EtymologyEdit

sport +‎ -er

NounEdit

sporter (plural sporters)

  1. Someone who sports something.
    • 2009, January 8, “David Colman”, in Inching Its Way Back Onto the Lip[1]:
      But today, the mustache cannot shake its ties to the sexy-yet-buffoonish machismo of the mid-1970s, epitomized by Burt Reynolds, Sam Elliott and the Village People, 'stache sporters all.
  2. (firearms) A firearm suitable for sporting use.
  3. (archaic) One who takes part in sport or games.
    • 1780, The London Magazine, Or, Gentleman's Monthly Intelligencer
      Charles Lack-wit will have it given out, he is retired into the country, only for the reputation of being thought a man of fashion, when all the while his retirement is to be incessantly hurried with the violence of a madman after a pack of yelping hounds; or brutally murdering whole months of delicious time in noisy laughter, wine, and ribaldry, with Sir Jolly Timberscull, 'Squire Humdrum, and the rest of the club of gentlemen sporters.
  4. One who sports or plays with something; a trifler.
    • 1823, The Monthly Gazette of Health (page 557)
      We have, however, good reason to suspect the Legislature will soon adopt means of rewarding the ingenuity of these indirect sporters with human life.

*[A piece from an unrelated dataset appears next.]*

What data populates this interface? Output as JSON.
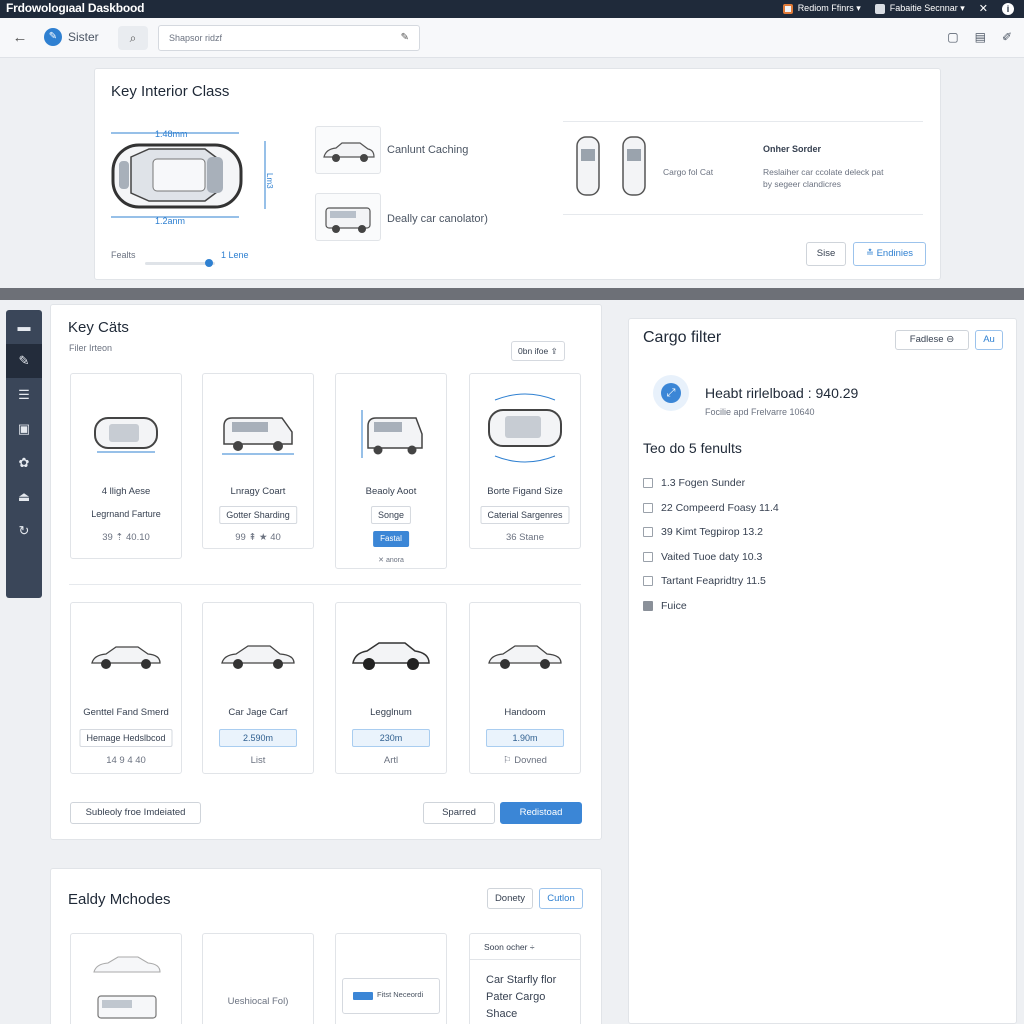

AnagramsEdit


DutchEdit

EtymologyEdit

From sporten +‎ -er.

PronunciationEdit

NounEdit

sporter m (plural sporters, diminutive sportertje n)

  1. one who plays a sport (habitually)

Related termsEdit

AnagramsEdit